A workshop will also help us refine the programme theory of how the model will work.
Data collected and evidence from our literature review will inform this process along with refugee and service involvement during the workshops, which will consist of around 20 people. The outputs from these workshops will be presented at a community event to invite further feedback.
Six PSWs will receive training to provide the new support model. The workers will then work with up to 10 refugees each over a 9-month period. PSWs will enter into a narrative dialogue with each refugee to help understand what is contributing to their distress and help them identify mental health goals to improve this. They will also help them identify suitable community activities and services to help them achieve their goals.
We will interview refugees in contact with PSWs at 3 time points to assess their experiences of the PSW model; if it is acceptable, and if and how it has been helpful. PSWs will be interviewed to garner their experiences of delivering the model and what benefits or disbenefits they might have experienced. Data from interviews and focus groups will inform adaptations to the approach. Tests of the PSW model will run in both Plymouth and Gloucester.
<p>Figure 3. Friendship&nbsp;</p>

Figure 3. Friendship 


Adele Owen
Gloucestershire Action for Refugees and Asylum Seekers (GARAS)
Dr Al-Noor Abdullah
Coventry University
Avril Bellinger
Students and Refugees Together (START)
Celia Edwards/Scott Hudson
Livewell Southwest
Prof Glenn Robert
Kings College London

Research Team


NIHR Health and Social Care Delivery Research
*The funded project is titled ‘Forced to Flee: Co-designing a peer-led community approach to support the mental health of refugees’, however, with the input of public contributors, the public-facing title is “Routes to Wellness”.

Relevant links

Logo design workshop

<p>Art workshop, figure 5.&nbsp;</p>
Figure 5. Photo from the art workshop
<p>Art workshop, figure 6.&nbsp;</p>
Figure 6. Tanbur drawing in action

Logo design workshop with public contributors 
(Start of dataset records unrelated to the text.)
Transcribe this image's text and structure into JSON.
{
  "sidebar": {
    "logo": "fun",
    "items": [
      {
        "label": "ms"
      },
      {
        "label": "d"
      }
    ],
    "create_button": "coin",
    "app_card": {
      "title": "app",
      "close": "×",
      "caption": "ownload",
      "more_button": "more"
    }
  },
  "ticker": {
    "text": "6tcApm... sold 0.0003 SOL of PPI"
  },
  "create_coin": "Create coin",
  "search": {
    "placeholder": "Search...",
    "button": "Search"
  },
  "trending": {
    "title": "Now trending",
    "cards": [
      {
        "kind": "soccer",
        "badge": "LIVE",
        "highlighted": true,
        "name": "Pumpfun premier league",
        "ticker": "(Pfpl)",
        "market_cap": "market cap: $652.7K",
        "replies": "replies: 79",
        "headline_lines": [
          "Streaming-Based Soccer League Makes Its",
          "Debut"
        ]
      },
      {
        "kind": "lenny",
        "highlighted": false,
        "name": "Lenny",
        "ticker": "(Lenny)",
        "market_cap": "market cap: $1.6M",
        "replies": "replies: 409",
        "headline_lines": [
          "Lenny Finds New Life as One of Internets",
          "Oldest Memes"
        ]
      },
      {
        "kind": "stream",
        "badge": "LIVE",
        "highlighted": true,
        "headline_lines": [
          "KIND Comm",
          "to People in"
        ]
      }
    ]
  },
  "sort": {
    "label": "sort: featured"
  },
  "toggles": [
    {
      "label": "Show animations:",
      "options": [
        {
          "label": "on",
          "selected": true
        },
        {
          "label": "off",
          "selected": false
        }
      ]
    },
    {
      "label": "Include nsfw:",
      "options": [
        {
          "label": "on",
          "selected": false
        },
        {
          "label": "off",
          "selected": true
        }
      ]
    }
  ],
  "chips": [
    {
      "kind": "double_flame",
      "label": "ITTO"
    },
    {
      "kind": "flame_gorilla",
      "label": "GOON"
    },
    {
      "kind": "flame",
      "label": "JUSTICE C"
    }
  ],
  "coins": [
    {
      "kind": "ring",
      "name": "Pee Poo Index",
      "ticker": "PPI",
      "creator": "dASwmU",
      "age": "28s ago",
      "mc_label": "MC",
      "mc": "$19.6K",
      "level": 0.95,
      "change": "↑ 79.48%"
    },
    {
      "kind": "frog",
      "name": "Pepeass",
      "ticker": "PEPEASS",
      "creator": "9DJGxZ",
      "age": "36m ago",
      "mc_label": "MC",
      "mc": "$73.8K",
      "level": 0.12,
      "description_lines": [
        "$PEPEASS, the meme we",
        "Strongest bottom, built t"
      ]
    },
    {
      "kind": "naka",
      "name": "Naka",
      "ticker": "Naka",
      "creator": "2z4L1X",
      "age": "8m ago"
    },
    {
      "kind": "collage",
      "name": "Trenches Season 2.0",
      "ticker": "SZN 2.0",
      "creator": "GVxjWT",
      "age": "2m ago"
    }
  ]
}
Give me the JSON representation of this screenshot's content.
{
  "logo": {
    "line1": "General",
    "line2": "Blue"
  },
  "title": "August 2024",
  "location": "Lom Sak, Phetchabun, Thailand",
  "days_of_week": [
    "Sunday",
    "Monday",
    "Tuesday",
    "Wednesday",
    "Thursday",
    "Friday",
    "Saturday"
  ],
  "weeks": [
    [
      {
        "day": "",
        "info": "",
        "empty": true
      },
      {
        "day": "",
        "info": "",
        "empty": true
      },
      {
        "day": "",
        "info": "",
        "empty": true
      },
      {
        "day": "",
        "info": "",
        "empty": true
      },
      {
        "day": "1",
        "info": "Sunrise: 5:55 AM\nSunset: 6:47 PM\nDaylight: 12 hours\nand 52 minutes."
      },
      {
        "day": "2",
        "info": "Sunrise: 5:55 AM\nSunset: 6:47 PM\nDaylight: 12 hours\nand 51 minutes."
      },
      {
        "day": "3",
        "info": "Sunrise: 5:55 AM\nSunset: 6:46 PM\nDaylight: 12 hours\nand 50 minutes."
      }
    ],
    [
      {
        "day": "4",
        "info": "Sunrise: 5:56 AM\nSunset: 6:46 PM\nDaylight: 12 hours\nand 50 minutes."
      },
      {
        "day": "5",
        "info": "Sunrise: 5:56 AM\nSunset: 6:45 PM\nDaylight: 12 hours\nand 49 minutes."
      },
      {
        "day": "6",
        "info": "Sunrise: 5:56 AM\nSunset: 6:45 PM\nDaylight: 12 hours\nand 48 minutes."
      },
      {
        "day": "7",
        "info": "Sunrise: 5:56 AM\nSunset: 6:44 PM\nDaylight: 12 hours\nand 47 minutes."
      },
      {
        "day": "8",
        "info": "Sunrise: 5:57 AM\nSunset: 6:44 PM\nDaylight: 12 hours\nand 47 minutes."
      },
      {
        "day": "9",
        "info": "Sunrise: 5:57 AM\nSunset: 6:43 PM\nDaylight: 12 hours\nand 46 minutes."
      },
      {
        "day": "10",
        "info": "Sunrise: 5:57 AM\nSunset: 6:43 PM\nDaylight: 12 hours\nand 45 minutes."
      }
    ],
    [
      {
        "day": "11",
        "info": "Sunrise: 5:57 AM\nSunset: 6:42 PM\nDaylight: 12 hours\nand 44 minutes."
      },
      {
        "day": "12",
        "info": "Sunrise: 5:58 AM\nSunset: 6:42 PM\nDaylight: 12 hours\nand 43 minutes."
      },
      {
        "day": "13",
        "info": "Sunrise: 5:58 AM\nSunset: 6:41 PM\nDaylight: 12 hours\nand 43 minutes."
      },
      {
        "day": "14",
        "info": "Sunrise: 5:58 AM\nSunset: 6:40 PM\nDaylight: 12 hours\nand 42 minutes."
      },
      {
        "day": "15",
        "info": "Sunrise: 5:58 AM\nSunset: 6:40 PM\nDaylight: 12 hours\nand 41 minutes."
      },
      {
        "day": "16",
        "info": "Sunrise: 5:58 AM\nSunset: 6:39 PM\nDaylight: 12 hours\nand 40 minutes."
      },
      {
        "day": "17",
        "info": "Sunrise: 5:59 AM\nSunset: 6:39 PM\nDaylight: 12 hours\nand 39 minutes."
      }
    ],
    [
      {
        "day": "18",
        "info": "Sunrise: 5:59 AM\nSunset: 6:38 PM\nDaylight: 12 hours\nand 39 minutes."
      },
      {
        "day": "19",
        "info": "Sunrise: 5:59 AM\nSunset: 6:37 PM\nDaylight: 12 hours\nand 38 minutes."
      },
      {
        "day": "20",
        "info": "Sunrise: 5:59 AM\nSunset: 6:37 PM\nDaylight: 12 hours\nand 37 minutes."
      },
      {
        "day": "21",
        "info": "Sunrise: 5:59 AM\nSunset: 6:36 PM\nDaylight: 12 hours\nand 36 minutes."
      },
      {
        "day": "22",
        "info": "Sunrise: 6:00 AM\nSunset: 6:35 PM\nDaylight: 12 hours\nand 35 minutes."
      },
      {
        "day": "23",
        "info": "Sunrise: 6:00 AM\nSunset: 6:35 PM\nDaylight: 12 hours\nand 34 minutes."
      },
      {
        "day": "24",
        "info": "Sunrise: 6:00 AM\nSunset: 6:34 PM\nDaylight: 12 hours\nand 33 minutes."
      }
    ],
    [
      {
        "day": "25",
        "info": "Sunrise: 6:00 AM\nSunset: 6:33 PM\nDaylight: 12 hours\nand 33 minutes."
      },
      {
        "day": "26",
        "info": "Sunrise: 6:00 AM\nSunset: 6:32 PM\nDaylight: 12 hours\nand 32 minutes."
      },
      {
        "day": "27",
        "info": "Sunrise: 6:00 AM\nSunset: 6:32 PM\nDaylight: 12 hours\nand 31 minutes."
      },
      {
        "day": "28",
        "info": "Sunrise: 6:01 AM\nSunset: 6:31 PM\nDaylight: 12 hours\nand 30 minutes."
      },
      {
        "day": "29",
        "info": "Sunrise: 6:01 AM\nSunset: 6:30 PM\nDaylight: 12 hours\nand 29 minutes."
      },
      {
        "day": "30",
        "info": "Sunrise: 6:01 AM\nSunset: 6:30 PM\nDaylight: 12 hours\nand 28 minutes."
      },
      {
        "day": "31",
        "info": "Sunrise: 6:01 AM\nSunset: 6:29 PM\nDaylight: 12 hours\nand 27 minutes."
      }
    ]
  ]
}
The logo and images used in this page were designed by the project’s public contributors in an art workshop co-facilitated with Devon & Cornwall Refugee Support. Through drawing and painting, the contributors convey how they make sense of the “Routes to Wellness” project. 
The Routes to Wellness logo (Fig.1) was produced by one of the workshop attendees; with the heart shape representing the letter R and cardiogram representing letter “W”. W is combined with the letter “O’’ creating an image of a person which adequately illustrates our person-centred approach to mental health. 
Another contributor expresses “Routes to Wellness” by creating an image of representing friendship support (Fig. 3). In addition, traditional Kurdish music instrument “tanbur” (or “buzuq”) was drawn to represent the memory of participating in locally held music events in Devonport (Fig. 2), where there were brown and green colours at the place. The instrument would worn through time, therefore the dry brush of brown in between the green and brown crescents to tell the time and the uses of the instrument. 
A contributor painted a woman figure in a boat heading towards Plymouth’s Smeaton's Tower surrounded by a whale which is the contributor’s dream to witness. The women’s heart opens with a hole representing low feelings, nevertheless, a robin emerges symbolising her hope for the future.  
<p>Hope in Plymouth artwork depicting a boat in the sea heading towards Smeaton's tower in Plymouth UK.&nbsp;</p>